Work task: Your result should be the lines holding the word "etools", copied from the entries below.

[Data records for software interfaces]
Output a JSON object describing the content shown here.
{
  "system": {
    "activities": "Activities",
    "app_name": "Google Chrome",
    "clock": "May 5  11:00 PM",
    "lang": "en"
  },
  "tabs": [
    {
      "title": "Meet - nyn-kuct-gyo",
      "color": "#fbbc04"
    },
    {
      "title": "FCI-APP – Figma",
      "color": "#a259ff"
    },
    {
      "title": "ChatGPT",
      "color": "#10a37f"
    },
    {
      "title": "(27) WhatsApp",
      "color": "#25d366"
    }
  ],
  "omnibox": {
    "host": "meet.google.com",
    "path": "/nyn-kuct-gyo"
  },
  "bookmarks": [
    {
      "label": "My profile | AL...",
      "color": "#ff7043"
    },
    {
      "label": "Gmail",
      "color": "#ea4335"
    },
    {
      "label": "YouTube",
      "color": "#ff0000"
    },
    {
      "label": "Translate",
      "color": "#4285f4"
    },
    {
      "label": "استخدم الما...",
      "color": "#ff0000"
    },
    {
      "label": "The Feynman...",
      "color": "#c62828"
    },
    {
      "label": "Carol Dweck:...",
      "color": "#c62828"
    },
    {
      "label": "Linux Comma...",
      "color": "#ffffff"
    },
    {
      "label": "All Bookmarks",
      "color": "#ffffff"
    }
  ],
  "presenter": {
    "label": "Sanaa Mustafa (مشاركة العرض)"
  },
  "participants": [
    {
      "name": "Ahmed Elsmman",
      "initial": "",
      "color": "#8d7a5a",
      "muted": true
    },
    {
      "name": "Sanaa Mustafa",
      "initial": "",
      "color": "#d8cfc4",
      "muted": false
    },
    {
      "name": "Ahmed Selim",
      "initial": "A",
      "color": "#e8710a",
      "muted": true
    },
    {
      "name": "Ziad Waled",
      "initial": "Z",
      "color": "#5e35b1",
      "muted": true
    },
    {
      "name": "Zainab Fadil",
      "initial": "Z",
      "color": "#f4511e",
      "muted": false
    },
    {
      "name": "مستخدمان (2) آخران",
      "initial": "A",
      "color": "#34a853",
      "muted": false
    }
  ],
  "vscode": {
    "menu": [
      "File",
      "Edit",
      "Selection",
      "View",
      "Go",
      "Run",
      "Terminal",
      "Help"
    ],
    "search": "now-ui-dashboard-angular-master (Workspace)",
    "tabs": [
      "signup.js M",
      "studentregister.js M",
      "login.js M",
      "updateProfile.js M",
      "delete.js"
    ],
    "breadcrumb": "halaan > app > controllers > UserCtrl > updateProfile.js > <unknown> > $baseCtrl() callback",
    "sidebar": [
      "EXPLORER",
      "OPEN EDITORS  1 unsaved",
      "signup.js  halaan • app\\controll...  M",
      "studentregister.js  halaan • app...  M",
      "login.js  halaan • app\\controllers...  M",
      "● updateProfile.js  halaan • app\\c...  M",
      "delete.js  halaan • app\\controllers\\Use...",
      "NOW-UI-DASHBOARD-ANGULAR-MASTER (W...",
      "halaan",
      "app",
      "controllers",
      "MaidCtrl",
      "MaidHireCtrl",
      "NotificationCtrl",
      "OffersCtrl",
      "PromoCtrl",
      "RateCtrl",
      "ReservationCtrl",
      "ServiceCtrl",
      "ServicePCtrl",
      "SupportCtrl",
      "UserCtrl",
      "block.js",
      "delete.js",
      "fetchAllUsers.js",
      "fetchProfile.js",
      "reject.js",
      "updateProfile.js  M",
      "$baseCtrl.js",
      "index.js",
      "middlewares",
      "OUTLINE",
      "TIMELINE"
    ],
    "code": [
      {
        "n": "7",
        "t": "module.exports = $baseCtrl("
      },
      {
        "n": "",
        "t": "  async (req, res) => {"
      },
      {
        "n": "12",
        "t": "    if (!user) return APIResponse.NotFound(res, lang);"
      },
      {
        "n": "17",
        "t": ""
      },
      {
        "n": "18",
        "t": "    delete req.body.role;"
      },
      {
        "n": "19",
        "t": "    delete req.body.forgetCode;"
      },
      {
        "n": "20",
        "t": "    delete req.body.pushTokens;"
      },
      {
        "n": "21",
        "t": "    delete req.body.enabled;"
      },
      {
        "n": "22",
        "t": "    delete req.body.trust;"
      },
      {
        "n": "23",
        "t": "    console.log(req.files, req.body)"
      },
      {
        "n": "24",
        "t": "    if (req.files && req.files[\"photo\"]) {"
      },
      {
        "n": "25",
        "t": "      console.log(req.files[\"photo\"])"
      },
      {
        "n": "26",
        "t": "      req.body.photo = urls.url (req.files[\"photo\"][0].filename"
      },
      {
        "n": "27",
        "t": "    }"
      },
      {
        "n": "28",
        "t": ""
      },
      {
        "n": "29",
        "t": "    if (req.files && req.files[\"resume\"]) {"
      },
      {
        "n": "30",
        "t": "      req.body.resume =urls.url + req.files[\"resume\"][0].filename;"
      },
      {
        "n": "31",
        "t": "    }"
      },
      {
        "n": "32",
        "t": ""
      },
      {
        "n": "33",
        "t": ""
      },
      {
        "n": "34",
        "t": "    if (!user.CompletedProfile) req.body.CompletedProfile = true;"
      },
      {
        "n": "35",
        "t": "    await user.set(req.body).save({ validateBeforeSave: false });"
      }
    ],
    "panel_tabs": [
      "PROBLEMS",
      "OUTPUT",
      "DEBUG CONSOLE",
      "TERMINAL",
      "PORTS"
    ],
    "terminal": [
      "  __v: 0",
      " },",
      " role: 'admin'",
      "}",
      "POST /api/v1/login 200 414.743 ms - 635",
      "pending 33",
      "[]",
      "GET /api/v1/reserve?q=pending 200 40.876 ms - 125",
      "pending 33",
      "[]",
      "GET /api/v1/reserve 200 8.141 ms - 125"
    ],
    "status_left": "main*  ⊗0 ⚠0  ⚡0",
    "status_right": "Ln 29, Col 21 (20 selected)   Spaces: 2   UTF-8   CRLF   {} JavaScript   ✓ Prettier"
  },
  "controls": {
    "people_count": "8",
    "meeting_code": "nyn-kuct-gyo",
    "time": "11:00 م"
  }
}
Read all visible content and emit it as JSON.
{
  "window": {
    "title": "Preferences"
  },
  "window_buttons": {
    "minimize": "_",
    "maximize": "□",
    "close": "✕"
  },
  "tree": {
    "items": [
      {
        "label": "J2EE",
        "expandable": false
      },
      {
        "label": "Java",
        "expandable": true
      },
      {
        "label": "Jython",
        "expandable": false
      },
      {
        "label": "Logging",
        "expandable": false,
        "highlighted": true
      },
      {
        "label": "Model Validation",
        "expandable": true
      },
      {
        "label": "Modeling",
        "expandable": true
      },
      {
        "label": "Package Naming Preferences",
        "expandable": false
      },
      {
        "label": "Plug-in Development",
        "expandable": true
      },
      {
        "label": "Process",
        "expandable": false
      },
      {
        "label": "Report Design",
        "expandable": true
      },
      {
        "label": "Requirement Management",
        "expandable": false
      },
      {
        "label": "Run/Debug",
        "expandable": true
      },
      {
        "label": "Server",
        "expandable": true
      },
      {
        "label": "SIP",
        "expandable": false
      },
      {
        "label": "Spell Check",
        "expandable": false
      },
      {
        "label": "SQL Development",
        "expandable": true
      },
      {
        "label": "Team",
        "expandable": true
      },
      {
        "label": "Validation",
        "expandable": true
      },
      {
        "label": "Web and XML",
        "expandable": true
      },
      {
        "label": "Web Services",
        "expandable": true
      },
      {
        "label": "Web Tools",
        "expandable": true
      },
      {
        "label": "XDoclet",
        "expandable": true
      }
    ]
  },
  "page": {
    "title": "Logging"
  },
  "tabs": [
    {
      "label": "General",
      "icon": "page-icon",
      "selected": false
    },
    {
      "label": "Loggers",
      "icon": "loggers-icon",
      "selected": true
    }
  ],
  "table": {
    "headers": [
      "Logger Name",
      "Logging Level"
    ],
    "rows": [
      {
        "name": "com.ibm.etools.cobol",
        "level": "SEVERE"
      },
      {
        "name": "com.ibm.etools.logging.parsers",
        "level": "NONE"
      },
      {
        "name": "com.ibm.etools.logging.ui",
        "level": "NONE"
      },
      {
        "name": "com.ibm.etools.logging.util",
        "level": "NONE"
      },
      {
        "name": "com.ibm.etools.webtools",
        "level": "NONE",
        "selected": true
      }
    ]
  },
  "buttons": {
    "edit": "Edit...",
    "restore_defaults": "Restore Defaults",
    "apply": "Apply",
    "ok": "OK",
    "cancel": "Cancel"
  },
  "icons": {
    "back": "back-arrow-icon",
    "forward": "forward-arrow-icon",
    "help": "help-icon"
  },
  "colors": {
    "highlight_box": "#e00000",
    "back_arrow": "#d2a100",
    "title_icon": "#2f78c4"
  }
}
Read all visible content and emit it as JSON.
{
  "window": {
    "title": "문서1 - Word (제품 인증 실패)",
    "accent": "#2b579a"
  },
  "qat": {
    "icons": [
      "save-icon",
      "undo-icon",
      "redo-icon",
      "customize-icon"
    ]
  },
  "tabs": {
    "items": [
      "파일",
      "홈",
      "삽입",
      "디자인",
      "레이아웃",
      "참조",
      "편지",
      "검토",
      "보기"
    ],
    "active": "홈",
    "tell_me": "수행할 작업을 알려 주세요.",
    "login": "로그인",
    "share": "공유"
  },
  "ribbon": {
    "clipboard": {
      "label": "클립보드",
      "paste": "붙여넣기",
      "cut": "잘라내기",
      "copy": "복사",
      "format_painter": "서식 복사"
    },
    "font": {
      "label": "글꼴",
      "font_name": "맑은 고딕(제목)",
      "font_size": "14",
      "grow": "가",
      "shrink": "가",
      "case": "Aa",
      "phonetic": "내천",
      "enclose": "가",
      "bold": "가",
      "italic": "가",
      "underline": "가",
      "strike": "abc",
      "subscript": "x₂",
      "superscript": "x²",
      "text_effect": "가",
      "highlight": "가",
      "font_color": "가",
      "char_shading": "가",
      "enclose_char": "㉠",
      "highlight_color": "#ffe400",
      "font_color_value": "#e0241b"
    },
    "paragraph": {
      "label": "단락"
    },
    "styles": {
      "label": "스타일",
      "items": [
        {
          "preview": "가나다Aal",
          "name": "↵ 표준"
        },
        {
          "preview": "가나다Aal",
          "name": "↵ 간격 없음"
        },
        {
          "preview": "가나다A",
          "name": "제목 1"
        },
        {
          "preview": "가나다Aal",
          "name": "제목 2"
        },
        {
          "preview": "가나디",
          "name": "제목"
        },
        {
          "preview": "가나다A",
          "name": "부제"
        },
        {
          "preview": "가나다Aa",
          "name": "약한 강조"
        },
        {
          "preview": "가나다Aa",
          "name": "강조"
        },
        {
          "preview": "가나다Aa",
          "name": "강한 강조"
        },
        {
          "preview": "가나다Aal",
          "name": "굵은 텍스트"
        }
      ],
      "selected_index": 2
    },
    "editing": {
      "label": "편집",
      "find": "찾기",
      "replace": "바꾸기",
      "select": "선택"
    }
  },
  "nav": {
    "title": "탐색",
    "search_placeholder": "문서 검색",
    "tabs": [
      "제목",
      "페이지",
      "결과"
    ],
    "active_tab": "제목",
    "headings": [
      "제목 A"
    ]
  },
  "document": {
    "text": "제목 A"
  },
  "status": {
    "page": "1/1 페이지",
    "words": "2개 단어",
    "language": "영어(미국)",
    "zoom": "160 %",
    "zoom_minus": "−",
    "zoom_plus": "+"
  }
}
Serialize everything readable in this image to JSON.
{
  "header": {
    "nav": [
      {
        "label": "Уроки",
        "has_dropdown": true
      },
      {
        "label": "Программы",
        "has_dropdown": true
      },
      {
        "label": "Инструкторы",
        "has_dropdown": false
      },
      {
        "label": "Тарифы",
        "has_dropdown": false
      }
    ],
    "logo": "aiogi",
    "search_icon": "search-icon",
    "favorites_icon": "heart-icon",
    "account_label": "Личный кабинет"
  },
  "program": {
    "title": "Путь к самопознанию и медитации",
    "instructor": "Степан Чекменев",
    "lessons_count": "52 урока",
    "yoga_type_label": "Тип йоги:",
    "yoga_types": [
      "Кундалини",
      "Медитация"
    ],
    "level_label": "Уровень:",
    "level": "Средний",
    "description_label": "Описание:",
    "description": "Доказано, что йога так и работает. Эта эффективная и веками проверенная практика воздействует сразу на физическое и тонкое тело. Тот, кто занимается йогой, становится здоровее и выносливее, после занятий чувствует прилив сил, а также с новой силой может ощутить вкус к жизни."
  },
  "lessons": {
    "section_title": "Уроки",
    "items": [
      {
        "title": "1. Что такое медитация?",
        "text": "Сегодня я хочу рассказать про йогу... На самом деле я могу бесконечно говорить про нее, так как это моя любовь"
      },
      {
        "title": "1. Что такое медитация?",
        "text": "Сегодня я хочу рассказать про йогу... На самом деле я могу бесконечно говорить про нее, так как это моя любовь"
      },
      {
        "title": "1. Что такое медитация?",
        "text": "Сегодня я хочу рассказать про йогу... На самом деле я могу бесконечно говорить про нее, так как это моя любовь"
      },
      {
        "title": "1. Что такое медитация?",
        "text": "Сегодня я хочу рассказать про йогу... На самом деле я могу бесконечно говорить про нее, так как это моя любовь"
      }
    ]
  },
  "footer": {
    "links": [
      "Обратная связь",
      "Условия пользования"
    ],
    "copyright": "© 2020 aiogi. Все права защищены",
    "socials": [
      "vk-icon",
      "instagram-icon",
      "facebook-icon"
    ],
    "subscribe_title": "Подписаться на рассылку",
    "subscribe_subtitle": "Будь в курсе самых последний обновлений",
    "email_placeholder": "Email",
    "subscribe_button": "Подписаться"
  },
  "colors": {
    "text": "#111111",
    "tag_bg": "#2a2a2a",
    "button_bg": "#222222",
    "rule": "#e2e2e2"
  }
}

The completed task:
        "name": "com.ibm.etools.cobol",
        "name": "com.ibm.etools.logging.parsers",
        "name": "com.ibm.etools.logging.ui",
        "name": "com.ibm.etools.logging.util",
        "name": "com.ibm.etools.webtools",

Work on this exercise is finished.